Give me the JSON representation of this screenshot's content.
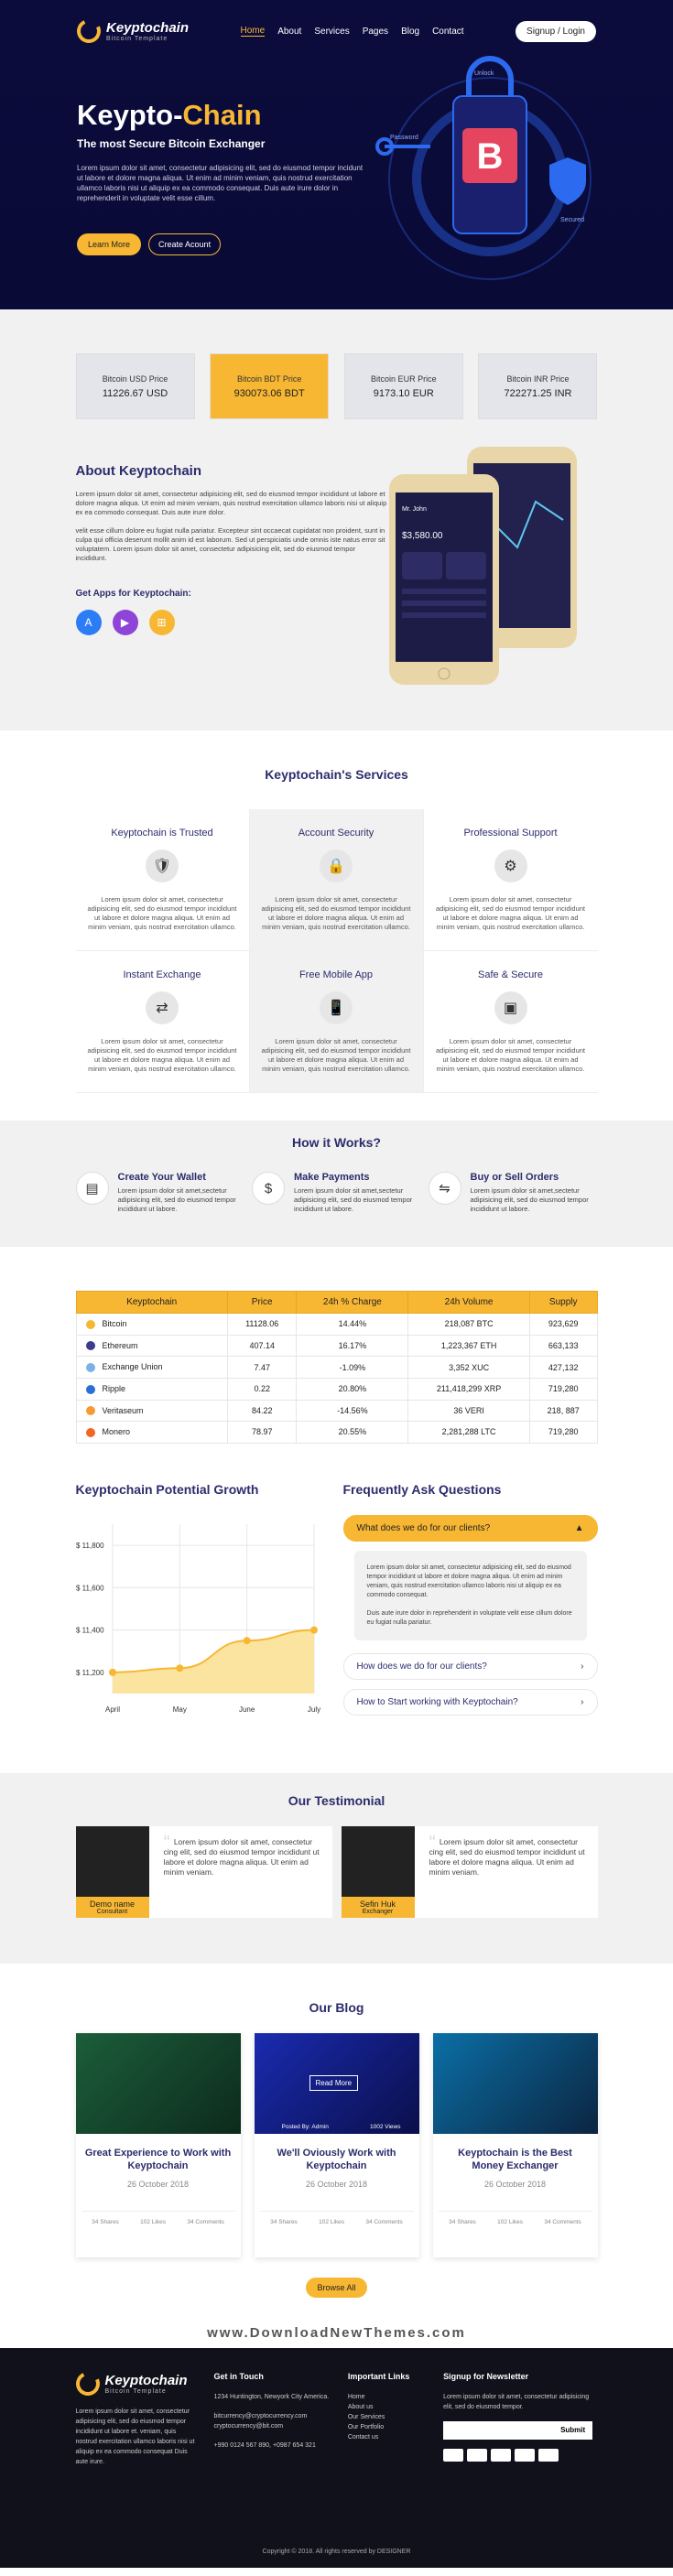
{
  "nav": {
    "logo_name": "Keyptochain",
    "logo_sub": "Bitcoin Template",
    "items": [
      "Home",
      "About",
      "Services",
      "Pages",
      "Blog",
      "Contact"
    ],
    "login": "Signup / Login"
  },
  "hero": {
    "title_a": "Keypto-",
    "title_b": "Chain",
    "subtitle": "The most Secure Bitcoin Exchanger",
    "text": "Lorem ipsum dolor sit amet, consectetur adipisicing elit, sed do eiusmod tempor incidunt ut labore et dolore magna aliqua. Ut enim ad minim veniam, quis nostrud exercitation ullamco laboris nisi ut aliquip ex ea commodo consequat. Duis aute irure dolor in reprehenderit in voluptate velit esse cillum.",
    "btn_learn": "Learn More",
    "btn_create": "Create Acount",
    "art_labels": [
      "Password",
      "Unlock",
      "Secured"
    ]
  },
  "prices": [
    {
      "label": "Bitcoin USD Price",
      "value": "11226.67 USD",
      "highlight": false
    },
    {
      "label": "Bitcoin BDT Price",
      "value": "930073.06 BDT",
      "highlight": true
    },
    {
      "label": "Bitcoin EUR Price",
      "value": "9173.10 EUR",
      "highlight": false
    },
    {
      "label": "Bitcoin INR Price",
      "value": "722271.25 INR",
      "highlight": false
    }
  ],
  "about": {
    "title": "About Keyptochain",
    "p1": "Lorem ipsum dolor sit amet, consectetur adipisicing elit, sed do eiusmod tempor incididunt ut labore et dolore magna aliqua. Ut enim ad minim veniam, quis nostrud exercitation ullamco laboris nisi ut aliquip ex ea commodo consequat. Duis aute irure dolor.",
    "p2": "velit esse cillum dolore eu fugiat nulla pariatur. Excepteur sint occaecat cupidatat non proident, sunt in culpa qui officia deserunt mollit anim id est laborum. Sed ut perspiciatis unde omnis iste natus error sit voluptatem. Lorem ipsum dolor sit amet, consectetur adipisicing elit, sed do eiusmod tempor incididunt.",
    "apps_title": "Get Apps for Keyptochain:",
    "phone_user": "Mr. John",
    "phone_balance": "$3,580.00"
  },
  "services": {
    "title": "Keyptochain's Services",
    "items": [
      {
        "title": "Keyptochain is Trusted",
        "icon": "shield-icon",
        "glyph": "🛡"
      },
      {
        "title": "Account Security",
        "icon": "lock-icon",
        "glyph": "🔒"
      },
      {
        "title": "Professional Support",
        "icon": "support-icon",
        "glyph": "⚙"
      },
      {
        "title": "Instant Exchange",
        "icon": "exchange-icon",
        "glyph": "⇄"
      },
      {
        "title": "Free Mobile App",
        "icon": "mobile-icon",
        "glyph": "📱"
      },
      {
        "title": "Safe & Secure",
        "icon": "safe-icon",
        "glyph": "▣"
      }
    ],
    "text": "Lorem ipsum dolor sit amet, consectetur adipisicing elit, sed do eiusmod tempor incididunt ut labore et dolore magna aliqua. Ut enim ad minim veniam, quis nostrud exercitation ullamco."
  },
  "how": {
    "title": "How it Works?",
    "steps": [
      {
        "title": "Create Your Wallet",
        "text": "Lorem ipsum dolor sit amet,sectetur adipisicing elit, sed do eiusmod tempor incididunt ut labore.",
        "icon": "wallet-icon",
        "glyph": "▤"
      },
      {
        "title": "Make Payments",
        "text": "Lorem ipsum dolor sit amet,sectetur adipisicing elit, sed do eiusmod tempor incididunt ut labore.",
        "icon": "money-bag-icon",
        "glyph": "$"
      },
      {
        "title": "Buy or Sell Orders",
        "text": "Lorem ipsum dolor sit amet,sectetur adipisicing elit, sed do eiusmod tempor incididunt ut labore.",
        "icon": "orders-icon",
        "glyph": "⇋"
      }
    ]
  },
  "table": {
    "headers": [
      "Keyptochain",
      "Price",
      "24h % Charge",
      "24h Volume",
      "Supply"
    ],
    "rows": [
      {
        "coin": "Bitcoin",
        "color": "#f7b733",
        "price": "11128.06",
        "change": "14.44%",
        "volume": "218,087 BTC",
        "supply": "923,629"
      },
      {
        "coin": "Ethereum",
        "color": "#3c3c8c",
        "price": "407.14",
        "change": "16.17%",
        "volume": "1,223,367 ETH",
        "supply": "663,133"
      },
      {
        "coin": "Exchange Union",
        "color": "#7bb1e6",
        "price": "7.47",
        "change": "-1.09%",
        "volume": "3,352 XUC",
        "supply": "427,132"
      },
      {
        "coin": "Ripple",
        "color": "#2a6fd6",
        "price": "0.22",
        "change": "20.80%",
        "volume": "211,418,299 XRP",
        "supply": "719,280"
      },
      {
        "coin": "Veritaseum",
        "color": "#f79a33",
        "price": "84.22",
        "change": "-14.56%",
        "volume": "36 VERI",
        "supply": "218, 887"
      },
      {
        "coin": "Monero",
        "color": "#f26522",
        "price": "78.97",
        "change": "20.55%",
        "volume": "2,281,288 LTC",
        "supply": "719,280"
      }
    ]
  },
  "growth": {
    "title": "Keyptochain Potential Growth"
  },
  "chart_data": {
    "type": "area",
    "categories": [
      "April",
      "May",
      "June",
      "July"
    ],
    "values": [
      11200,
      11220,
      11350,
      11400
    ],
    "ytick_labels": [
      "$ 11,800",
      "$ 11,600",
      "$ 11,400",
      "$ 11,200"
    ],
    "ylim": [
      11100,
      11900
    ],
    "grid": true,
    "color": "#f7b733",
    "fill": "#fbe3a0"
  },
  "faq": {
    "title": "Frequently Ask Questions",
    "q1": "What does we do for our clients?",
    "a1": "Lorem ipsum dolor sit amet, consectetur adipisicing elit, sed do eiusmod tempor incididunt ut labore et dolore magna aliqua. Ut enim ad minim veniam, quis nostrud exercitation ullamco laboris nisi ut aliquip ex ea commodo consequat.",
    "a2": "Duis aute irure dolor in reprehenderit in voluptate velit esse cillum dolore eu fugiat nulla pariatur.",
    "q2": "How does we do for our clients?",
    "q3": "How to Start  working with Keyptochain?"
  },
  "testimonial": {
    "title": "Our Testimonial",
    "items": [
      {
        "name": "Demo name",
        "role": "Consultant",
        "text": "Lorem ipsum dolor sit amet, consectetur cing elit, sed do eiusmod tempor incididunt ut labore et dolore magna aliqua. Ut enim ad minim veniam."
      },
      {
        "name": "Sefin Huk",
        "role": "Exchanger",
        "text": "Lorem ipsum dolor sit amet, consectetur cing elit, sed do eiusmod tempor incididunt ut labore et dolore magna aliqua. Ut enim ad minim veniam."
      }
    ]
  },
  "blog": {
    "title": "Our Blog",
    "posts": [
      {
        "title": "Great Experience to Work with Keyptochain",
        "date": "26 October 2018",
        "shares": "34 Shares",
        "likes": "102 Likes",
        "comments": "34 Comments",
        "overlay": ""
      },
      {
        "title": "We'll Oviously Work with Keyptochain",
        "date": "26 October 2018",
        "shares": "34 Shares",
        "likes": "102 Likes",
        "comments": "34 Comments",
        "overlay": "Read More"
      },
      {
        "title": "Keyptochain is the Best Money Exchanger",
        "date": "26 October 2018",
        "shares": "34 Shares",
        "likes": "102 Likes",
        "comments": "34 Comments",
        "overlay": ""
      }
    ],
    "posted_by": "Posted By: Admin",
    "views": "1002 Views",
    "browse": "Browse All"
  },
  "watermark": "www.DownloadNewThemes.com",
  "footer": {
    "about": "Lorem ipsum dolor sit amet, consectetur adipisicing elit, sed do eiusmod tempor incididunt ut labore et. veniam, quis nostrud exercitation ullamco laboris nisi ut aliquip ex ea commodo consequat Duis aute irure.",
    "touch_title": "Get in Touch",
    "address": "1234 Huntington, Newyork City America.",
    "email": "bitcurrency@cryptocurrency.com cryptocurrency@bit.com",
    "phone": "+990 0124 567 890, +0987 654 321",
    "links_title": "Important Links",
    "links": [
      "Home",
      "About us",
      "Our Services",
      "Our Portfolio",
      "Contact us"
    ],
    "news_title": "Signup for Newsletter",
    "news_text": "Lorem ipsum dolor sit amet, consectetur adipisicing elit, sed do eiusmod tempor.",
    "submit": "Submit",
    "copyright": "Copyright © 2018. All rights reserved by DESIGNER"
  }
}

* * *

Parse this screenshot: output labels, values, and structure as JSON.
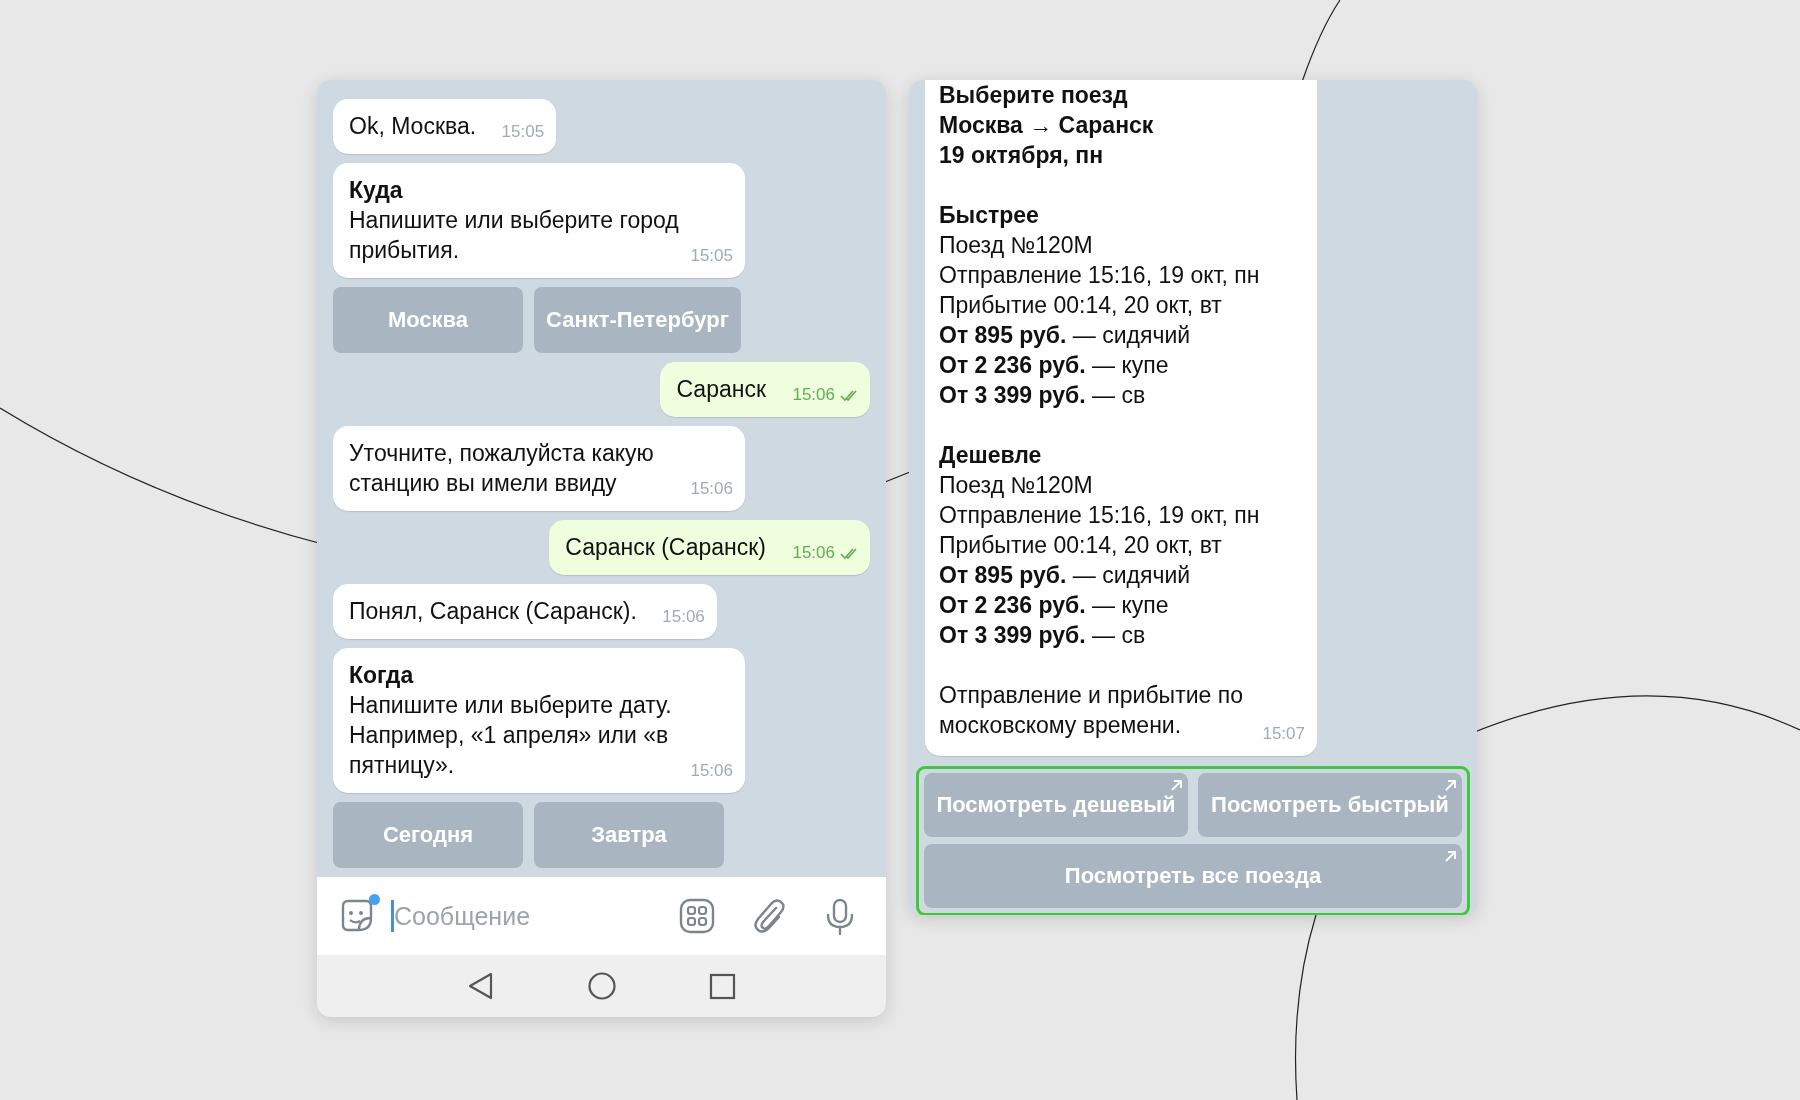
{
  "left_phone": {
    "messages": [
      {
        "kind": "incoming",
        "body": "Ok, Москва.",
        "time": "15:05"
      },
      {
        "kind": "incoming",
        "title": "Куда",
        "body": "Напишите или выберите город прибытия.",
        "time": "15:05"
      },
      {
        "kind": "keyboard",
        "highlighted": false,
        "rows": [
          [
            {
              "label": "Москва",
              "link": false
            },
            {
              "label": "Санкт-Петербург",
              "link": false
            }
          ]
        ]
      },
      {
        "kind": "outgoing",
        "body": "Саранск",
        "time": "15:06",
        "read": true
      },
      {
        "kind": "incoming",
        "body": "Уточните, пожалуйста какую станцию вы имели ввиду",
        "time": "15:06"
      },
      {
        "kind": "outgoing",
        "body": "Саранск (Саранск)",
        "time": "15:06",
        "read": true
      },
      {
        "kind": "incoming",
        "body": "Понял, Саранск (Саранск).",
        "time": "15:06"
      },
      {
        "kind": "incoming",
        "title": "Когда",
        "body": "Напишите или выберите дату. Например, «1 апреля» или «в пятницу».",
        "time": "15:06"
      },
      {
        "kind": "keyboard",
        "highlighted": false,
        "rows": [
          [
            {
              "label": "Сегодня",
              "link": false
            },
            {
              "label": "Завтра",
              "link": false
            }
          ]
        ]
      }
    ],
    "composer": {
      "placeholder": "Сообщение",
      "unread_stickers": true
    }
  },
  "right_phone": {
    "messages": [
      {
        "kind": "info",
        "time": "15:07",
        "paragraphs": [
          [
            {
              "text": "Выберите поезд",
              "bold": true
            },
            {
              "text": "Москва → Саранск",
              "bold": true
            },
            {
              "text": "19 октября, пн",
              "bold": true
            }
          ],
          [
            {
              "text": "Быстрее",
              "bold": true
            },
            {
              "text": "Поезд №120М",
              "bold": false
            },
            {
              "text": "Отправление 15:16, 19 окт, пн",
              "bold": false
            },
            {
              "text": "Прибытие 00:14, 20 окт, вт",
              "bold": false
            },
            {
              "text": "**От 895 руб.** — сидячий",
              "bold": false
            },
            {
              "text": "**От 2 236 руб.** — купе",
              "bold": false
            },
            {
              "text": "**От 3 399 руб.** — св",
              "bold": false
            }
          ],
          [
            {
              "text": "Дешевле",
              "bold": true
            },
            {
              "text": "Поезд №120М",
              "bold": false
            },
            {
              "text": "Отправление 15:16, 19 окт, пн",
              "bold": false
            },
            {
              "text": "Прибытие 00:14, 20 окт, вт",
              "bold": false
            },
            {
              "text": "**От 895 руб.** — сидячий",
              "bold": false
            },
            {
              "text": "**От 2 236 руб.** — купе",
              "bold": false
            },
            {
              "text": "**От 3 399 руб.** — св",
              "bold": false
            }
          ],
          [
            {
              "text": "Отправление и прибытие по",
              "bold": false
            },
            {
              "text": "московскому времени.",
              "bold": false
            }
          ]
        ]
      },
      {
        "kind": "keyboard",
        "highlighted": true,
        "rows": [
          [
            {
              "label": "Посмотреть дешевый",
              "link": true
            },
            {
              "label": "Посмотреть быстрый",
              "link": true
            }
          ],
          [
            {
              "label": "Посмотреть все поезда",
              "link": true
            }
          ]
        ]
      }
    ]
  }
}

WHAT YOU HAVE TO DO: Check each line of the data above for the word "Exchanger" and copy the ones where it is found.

OUTPUT OF THE TASK:
    "subtitle": "The most Secure Bitcoin Exchanger",
        "role": "Exchanger",
        "title": "Keyptochain is the Best Money Exchanger",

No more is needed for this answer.